Exercise:
From the data that follows, copy every line with the string "Mode".

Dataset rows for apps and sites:
____
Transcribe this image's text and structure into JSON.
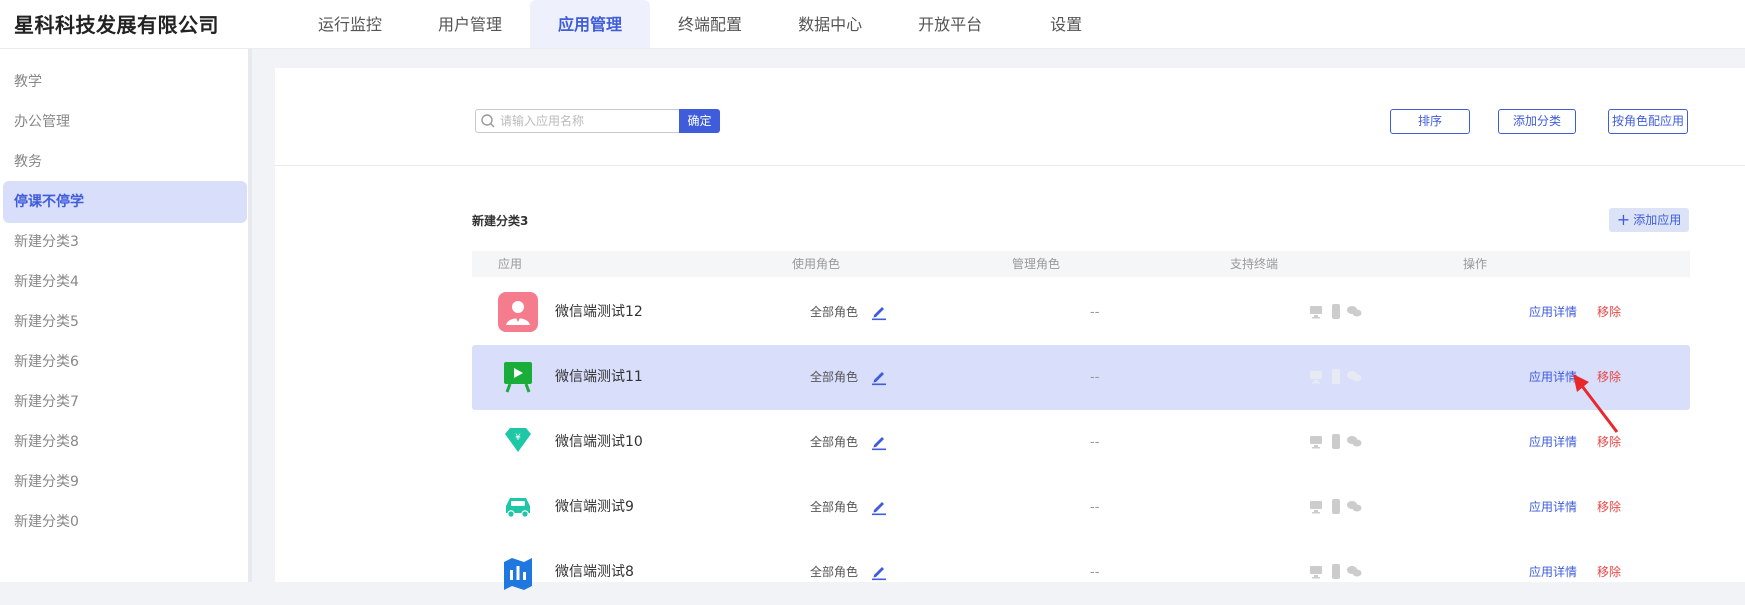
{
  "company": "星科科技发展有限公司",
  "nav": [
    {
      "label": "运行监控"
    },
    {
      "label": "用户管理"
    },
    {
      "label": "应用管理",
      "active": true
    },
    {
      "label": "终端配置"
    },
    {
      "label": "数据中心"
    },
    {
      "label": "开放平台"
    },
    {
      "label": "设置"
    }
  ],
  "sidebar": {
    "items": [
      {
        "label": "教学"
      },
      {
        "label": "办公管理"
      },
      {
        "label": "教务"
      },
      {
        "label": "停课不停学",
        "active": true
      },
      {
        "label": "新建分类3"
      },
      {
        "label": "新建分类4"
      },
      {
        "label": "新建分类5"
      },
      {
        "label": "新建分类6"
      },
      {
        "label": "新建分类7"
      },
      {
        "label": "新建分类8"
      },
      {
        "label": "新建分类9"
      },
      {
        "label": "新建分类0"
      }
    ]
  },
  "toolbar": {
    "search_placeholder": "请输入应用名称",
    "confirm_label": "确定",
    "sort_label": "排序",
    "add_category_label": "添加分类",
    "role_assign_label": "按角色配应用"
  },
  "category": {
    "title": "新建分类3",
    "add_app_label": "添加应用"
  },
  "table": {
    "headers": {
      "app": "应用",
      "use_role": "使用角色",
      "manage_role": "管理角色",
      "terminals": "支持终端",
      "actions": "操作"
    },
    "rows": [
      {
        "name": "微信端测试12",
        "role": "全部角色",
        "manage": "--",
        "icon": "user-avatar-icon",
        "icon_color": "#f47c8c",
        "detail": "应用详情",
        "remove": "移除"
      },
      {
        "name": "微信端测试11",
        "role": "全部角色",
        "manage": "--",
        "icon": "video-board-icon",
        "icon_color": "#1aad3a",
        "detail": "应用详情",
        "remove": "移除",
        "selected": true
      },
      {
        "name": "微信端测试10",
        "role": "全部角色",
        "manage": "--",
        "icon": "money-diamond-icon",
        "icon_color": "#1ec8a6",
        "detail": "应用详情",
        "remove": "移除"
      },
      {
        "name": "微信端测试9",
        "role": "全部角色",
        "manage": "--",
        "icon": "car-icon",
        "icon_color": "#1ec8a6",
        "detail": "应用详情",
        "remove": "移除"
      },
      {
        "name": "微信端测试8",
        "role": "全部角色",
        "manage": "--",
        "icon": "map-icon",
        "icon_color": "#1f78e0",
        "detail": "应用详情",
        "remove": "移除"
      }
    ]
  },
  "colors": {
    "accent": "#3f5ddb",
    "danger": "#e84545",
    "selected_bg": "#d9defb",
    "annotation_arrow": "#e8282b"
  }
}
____
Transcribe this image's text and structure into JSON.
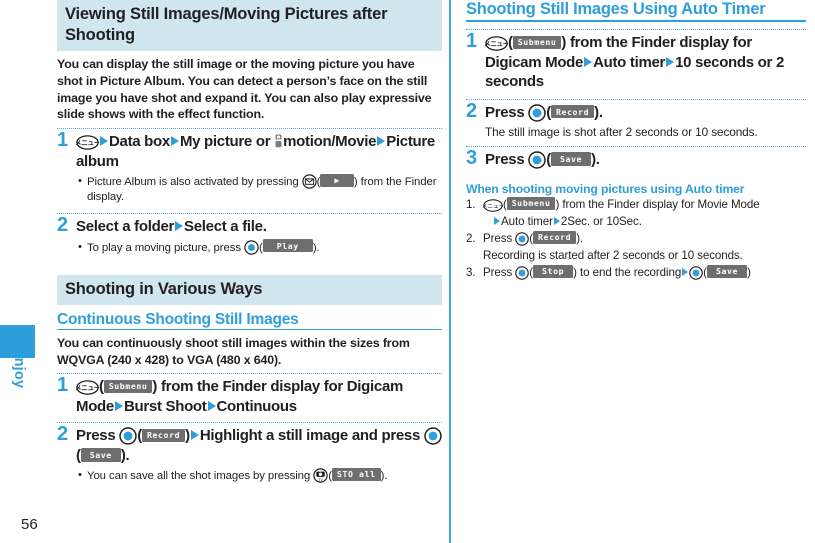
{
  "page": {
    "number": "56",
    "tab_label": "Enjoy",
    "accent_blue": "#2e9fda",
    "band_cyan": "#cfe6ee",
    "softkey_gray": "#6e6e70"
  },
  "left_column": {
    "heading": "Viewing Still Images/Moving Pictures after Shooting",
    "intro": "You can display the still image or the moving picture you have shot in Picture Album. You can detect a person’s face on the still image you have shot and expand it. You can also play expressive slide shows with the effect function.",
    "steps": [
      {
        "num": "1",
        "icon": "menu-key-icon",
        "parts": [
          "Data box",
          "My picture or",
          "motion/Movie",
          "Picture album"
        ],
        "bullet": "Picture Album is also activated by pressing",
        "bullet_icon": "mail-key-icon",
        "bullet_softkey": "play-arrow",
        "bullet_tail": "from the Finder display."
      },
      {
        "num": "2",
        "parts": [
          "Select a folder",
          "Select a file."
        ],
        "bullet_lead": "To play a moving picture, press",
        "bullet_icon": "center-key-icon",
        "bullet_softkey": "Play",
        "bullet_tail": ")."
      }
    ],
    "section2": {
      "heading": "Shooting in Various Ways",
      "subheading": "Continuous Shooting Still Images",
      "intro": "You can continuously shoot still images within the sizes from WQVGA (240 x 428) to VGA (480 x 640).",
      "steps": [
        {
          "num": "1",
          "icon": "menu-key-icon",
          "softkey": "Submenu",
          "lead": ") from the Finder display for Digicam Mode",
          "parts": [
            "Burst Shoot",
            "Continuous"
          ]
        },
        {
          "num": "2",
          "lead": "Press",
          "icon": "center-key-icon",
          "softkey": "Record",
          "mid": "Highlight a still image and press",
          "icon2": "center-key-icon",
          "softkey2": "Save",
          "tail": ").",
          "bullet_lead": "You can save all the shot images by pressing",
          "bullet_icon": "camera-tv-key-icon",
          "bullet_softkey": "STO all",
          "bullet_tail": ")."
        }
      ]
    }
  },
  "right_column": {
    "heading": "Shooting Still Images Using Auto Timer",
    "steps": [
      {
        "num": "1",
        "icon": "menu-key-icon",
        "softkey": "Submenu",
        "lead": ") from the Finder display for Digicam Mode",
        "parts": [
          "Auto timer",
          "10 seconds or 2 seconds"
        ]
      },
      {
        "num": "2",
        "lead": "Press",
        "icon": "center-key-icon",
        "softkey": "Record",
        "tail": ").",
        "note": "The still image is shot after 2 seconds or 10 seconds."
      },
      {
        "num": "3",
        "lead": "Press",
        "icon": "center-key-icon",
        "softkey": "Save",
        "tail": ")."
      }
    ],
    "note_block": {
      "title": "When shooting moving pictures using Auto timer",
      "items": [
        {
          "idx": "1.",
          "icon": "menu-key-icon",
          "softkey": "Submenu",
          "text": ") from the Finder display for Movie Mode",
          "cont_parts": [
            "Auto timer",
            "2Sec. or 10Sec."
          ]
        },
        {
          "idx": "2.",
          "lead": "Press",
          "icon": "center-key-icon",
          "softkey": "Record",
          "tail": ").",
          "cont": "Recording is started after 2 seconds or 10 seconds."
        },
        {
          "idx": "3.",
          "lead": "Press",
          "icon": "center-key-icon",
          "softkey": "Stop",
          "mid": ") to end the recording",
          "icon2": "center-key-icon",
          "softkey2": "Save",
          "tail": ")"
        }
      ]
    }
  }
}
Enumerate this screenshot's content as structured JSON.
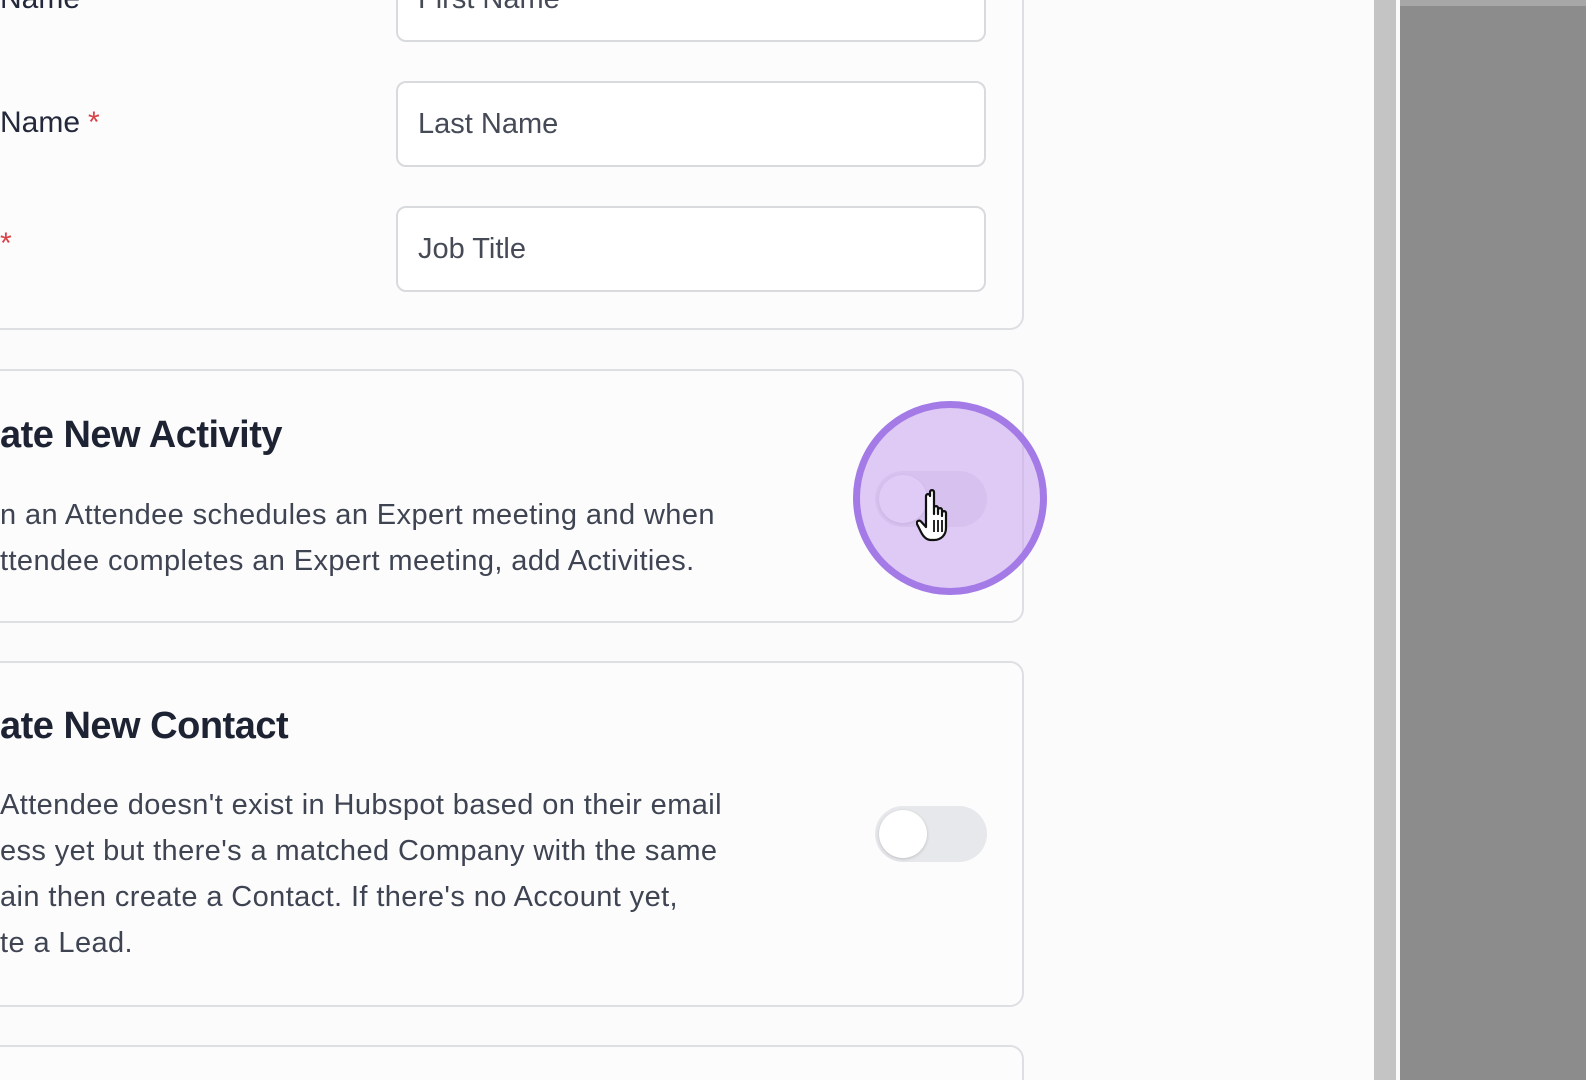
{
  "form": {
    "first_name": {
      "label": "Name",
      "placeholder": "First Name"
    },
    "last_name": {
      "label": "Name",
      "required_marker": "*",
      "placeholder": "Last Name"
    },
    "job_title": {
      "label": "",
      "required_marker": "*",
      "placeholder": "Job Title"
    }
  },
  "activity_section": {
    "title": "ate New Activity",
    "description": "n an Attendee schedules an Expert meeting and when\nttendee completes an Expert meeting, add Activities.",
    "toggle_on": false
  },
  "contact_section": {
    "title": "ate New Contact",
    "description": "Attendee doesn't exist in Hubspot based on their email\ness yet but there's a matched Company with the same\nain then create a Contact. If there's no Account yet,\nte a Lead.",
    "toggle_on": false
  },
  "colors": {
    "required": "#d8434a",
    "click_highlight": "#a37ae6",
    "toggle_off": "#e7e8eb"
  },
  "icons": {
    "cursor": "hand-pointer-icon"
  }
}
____
Result:
          "lead": ") from the Finder display for Digicam Mode",
        "lead": ") from the Finder display for Digicam Mode",
          "text": ") from the Finder display for Movie Mode",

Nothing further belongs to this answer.